▸ WHAT IS NEEDED
Out of the lines below, please list those that hold the string "active".

▸ GIVEN ENTRIES
····················
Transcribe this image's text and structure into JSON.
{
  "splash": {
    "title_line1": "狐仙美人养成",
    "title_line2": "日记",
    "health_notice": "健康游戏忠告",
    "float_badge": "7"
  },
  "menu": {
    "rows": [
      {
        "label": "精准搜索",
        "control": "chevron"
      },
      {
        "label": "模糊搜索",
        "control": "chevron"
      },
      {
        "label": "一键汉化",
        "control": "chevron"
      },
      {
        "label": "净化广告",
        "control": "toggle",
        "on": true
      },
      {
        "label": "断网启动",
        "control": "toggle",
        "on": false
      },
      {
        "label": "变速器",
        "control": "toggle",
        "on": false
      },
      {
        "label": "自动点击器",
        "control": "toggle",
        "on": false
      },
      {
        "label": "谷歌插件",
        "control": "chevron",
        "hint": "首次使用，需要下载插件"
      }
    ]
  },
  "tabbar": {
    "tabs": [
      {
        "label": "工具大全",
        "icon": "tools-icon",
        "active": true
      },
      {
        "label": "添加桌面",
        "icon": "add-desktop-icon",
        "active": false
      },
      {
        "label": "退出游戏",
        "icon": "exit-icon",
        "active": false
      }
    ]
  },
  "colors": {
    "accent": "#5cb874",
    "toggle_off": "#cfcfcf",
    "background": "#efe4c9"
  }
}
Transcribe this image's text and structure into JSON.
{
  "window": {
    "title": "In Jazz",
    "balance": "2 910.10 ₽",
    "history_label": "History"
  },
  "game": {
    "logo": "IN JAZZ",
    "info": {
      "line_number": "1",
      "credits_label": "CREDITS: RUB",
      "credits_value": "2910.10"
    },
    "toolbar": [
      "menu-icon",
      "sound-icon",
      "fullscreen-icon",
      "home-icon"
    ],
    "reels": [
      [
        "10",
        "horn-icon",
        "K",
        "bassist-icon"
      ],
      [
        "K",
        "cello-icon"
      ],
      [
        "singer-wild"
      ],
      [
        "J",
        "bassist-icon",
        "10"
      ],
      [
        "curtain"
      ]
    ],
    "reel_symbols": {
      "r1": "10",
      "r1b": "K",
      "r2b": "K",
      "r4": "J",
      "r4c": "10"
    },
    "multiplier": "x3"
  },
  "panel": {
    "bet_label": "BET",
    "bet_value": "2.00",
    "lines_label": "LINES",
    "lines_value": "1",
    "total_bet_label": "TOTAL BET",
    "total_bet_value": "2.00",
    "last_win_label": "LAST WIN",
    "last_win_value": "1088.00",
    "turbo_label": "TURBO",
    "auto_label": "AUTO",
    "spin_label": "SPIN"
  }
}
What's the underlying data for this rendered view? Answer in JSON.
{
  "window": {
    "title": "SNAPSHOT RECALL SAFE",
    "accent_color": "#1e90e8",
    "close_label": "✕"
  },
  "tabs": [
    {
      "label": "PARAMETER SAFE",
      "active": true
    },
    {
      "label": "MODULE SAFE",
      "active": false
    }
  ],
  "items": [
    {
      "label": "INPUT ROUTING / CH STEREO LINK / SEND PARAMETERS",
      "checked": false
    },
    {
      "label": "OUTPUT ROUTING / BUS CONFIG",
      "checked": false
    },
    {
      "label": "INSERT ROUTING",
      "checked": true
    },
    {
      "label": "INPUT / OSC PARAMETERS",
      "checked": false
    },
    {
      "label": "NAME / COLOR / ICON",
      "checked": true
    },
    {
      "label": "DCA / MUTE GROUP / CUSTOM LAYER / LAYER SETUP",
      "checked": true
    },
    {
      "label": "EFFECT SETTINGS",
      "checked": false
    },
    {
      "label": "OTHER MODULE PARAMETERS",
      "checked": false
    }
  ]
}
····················
▸ SOLUTION TO THE EXERCISE
        "active": true
        "active": false
        "active": false
      "active": true
      "active": false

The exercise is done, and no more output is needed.